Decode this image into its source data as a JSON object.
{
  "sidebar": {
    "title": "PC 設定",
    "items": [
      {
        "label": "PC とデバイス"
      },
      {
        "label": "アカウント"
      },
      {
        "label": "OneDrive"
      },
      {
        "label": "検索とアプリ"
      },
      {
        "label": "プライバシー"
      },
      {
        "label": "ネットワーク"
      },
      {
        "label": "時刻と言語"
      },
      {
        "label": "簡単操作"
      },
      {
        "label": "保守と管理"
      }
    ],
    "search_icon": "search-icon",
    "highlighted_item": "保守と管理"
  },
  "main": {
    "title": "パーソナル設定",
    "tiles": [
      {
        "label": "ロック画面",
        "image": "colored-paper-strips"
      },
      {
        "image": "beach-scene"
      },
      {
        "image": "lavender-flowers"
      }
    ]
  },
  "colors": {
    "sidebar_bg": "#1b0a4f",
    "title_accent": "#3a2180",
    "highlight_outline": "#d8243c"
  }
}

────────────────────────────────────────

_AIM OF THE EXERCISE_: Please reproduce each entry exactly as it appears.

_EXERCISE SOLUTION_:
Decode this image into its source data as a JSON object.
{
  "sidebar": {
    "title": "PC 設定",
    "items": [
      {
        "label": "PC とデバイス"
      },
      {
        "label": "アカウント"
      },
      {
        "label": "OneDrive"
      },
      {
        "label": "検索とアプリ"
      },
      {
        "label": "プライバシー"
      },
      {
        "label": "ネットワーク"
      },
      {
        "label": "時刻と言語"
      },
      {
        "label": "簡単操作"
      },
      {
        "label": "保守と管理"
      }
    ],
    "search_icon": "search-icon",
    "highlighted_item": "保守と管理"
  },
  "main": {
    "title": "パーソナル設定",
    "tiles": [
      {
        "label": "ロック画面",
        "image": "colored-paper-strips"
      },
      {
        "image": "beach-scene"
      },
      {
        "image": "lavender-flowers"
      }
    ]
  },
  "colors": {
    "sidebar_bg": "#1b0a4f",
    "title_accent": "#3a2180",
    "highlight_outline": "#d8243c"
  }
}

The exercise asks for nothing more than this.